━━━ Data extract
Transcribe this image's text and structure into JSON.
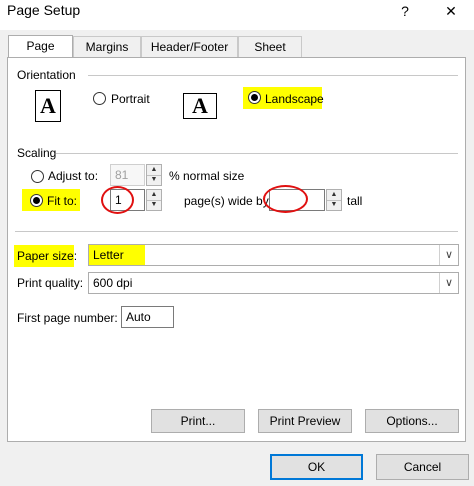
{
  "window": {
    "title": "Page Setup",
    "help_glyph": "?",
    "close_glyph": "✕"
  },
  "tabs": [
    {
      "label": "Page",
      "active": true
    },
    {
      "label": "Margins",
      "active": false
    },
    {
      "label": "Header/Footer",
      "active": false
    },
    {
      "label": "Sheet",
      "active": false
    }
  ],
  "orientation": {
    "heading": "Orientation",
    "portrait_label": "Portrait",
    "landscape_label": "Landscape",
    "selected": "Landscape",
    "icon_glyph": "A"
  },
  "scaling": {
    "heading": "Scaling",
    "adjust_label": "Adjust to:",
    "adjust_value": "81",
    "adjust_suffix": "% normal size",
    "fit_label": "Fit to:",
    "fit_wide_value": "1",
    "fit_wide_suffix": "page(s) wide by",
    "fit_tall_value": "",
    "fit_tall_suffix": "tall",
    "selected": "Fit to"
  },
  "paper_size": {
    "label": "Paper size:",
    "value": "Letter"
  },
  "print_quality": {
    "label": "Print quality:",
    "value": "600 dpi"
  },
  "first_page": {
    "label": "First page number:",
    "value": "Auto"
  },
  "buttons": {
    "print": "Print...",
    "preview": "Print Preview",
    "options": "Options...",
    "ok": "OK",
    "cancel": "Cancel"
  },
  "colors": {
    "highlight": "#ffff00",
    "annotation": "#e01010",
    "focus": "#0078d7"
  }
}
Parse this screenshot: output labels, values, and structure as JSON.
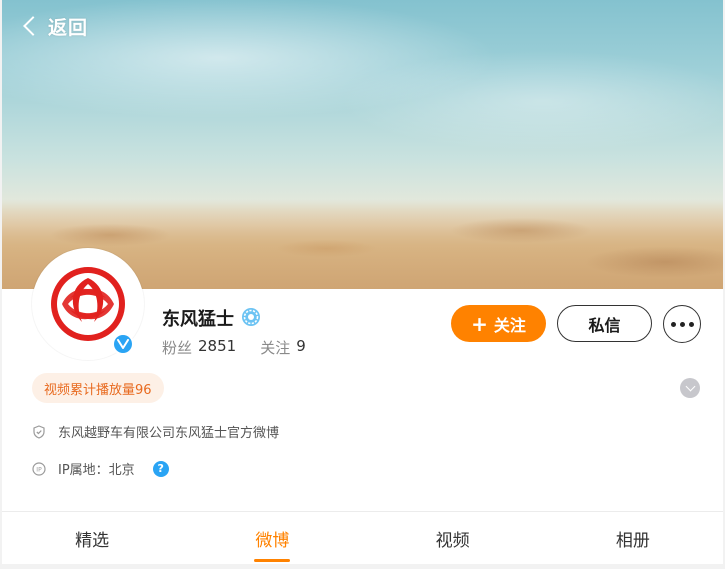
{
  "header": {
    "back_label": "返回"
  },
  "profile": {
    "name": "东风猛士",
    "stats": {
      "followers_label": "粉丝",
      "followers_value": "2851",
      "following_label": "关注",
      "following_value": "9"
    },
    "verified_mark": "V"
  },
  "actions": {
    "follow_plus": "+",
    "follow_label": "关注",
    "message_label": "私信"
  },
  "tag": {
    "text": "视频累计播放量96"
  },
  "info": {
    "verification": "东风越野车有限公司东风猛士官方微博",
    "ip_location": "IP属地：北京",
    "help_glyph": "?"
  },
  "tabs": [
    {
      "label": "精选",
      "active": false
    },
    {
      "label": "微博",
      "active": true
    },
    {
      "label": "视频",
      "active": false
    },
    {
      "label": "相册",
      "active": false
    }
  ],
  "colors": {
    "accent": "#ff8200",
    "verified_blue": "#2aa4f4",
    "tag_bg": "#fdf0e6",
    "tag_text": "#e86a1f",
    "logo_red": "#e1211e"
  }
}
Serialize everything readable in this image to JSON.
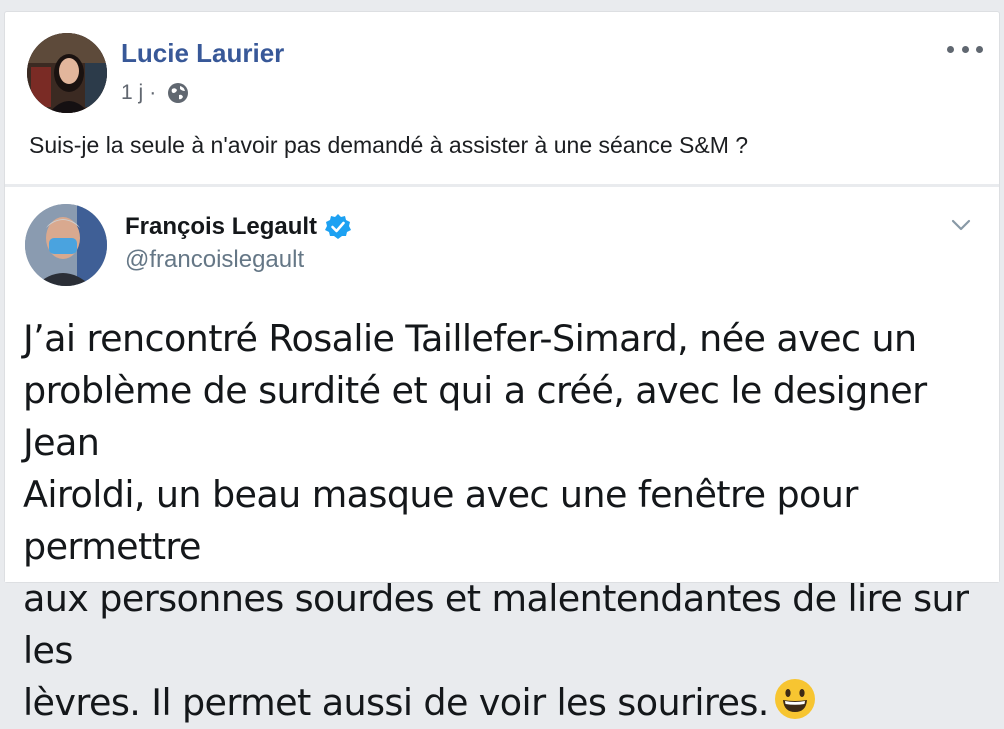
{
  "post": {
    "author": "Lucie Laurier",
    "time": "1 j",
    "separator": "·",
    "audience_icon": "globe-icon",
    "menu_icon": "more-horizontal-icon",
    "text": "Suis-je la seule à n'avoir pas demandé à assister à une séance S&M ?"
  },
  "tweet": {
    "name": "François Legault",
    "verified_icon": "verified-badge-icon",
    "handle": "@francoislegault",
    "menu_icon": "chevron-down-icon",
    "lines": [
      "J’ai rencontré Rosalie Taillefer-Simard, née avec un",
      "problème de surdité et qui a créé, avec le designer Jean",
      "Airoldi, un beau masque avec une fenêtre pour permettre",
      "aux personnes sourdes et malentendantes de lire sur les",
      "lèvres. Il permet aussi de voir les sourires."
    ],
    "emoji": "smiling-face-emoji"
  },
  "colors": {
    "author_link": "#385898",
    "meta_text": "#616770",
    "verified": "#1da1f2",
    "page_background": "#e9ebee"
  }
}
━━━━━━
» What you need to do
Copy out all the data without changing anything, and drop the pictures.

» Solved problem
Transcribe this image's text and structure into JSON.
{
  "window": {
    "title": "Page Setup",
    "help_glyph": "?",
    "close_glyph": "✕"
  },
  "tabs": [
    {
      "label": "Page",
      "active": true
    },
    {
      "label": "Margins",
      "active": false
    },
    {
      "label": "Header/Footer",
      "active": false
    },
    {
      "label": "Sheet",
      "active": false
    }
  ],
  "orientation": {
    "heading": "Orientation",
    "portrait_label": "Portrait",
    "landscape_label": "Landscape",
    "selected": "Landscape",
    "icon_glyph": "A"
  },
  "scaling": {
    "heading": "Scaling",
    "adjust_label": "Adjust to:",
    "adjust_value": "81",
    "adjust_suffix": "% normal size",
    "fit_label": "Fit to:",
    "fit_wide_value": "1",
    "fit_wide_suffix": "page(s) wide by",
    "fit_tall_value": "",
    "fit_tall_suffix": "tall",
    "selected": "Fit to"
  },
  "paper_size": {
    "label": "Paper size:",
    "value": "Letter"
  },
  "print_quality": {
    "label": "Print quality:",
    "value": "600 dpi"
  },
  "first_page": {
    "label": "First page number:",
    "value": "Auto"
  },
  "buttons": {
    "print": "Print...",
    "preview": "Print Preview",
    "options": "Options...",
    "ok": "OK",
    "cancel": "Cancel"
  },
  "colors": {
    "highlight": "#ffff00",
    "annotation": "#e01010",
    "focus": "#0078d7"
  }
}
Parse this screenshot: output labels, values, and structure as JSON.
{
  "header": {
    "back_label": "返回"
  },
  "profile": {
    "name": "东风猛士",
    "stats": {
      "followers_label": "粉丝",
      "followers_value": "2851",
      "following_label": "关注",
      "following_value": "9"
    },
    "verified_mark": "V"
  },
  "actions": {
    "follow_plus": "+",
    "follow_label": "关注",
    "message_label": "私信"
  },
  "tag": {
    "text": "视频累计播放量96"
  },
  "info": {
    "verification": "东风越野车有限公司东风猛士官方微博",
    "ip_location": "IP属地：北京",
    "help_glyph": "?"
  },
  "tabs": [
    {
      "label": "精选",
      "active": false
    },
    {
      "label": "微博",
      "active": true
    },
    {
      "label": "视频",
      "active": false
    },
    {
      "label": "相册",
      "active": false
    }
  ],
  "colors": {
    "accent": "#ff8200",
    "verified_blue": "#2aa4f4",
    "tag_bg": "#fdf0e6",
    "tag_text": "#e86a1f",
    "logo_red": "#e1211e"
  }
}
Serialize everything readable in this image to JSON.
{
  "post": {
    "author": "Lucie Laurier",
    "time": "1 j",
    "separator": "·",
    "audience_icon": "globe-icon",
    "menu_icon": "more-horizontal-icon",
    "text": "Suis-je la seule à n'avoir pas demandé à assister à une séance S&M ?"
  },
  "tweet": {
    "name": "François Legault",
    "verified_icon": "verified-badge-icon",
    "handle": "@francoislegault",
    "menu_icon": "chevron-down-icon",
    "lines": [
      "J’ai rencontré Rosalie Taillefer-Simard, née avec un",
      "problème de surdité et qui a créé, avec le designer Jean",
      "Airoldi, un beau masque avec une fenêtre pour permettre",
      "aux personnes sourdes et malentendantes de lire sur les",
      "lèvres. Il permet aussi de voir les sourires."
    ],
    "emoji": "smiling-face-emoji"
  },
  "colors": {
    "author_link": "#385898",
    "meta_text": "#616770",
    "verified": "#1da1f2",
    "page_background": "#e9ebee"
  }
}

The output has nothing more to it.